Collaborating across biology programs to enhance communication skills
- Professor Jill Wheeler, Ecology and Evolutionary Biology, Faculty of Arts and Science
- Professor Franco Taverna, Human Biology program, Faculty of Arts & Science
- Professor Chris Garside, Cell and Systems Biology, Faculty of Arts and Science
- Professor Maria Papaconstantinou, Human Biology program, Faculty of Arts & Science
The focus of this project is to promote students’ communication, science literacy, and critical thinking skills across the large first-and second-year Life Sciences courses (BIO120, BIO130, BIO220, BIO230, HMB265, HMB200). The overall goal is to create a series of complementary assignments scaffolded across core introductory Life Sciences courses that will support and develop these skills through articulated learning outcomes.

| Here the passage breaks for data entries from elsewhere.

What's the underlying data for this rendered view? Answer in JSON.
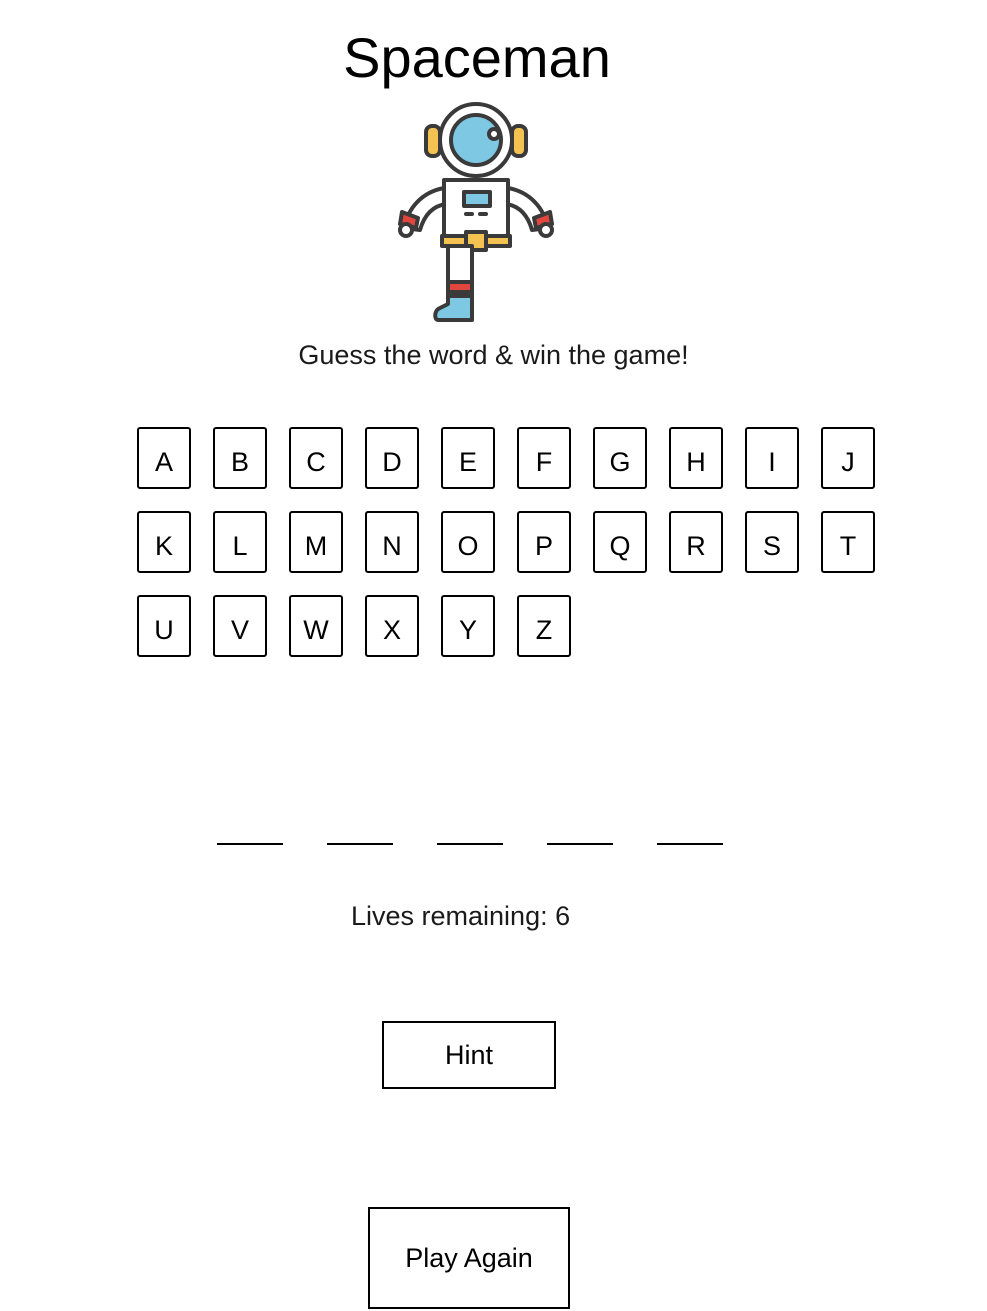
{
  "game": {
    "title": "Spaceman",
    "tagline": "Guess the word & win the game!",
    "lives_label": "Lives remaining: 6",
    "lives_remaining": 6,
    "word_length": 5
  },
  "keyboard": {
    "letters": [
      "A",
      "B",
      "C",
      "D",
      "E",
      "F",
      "G",
      "H",
      "I",
      "J",
      "K",
      "L",
      "M",
      "N",
      "O",
      "P",
      "Q",
      "R",
      "S",
      "T",
      "U",
      "V",
      "W",
      "X",
      "Y",
      "Z"
    ]
  },
  "buttons": {
    "hint_label": "Hint",
    "play_again_label": "Play Again"
  },
  "illustration": {
    "icon": "astronaut-icon",
    "colors": {
      "visor": "#7ec8e3",
      "outline": "#3a3a3a",
      "accent_red": "#e0463e",
      "accent_yellow": "#f3c250",
      "boot": "#7ec8e3"
    }
  }
}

The project will establish expected learning outcomes for Life Sciences students with respect to their communication, science literacy, and critical thinking skills as they enter upper-level courses and upon completion of their programs. The outcomes will be formulated through (1) consultation with faculty in Life Sciences departments and writing center instructors, (2) focus groups with Life Sciences students, and (3) research of both the scholarship of teaching and learning literature and discipline-specific literature. Once these outcomes have been established, a coordinated and scaffolded series of assignments that align with teaching goals of the core 100- and 200-level Life Sciences courses will be developed. The relationships between these assignments will be emphasized and a common terminology will be adopted across the supporting materials, which will be summarized in a glossary. By the end of this project, a curriculum map will be developed for the large first- and second-year Life Sciences courses that shows the development of students’ communication, science literacy, and critical thinking skills while preparing them for more advanced assignments in upper-level Life Sciences courses. This project will have a significant impact given the size of the courses involved – over 2000 students per year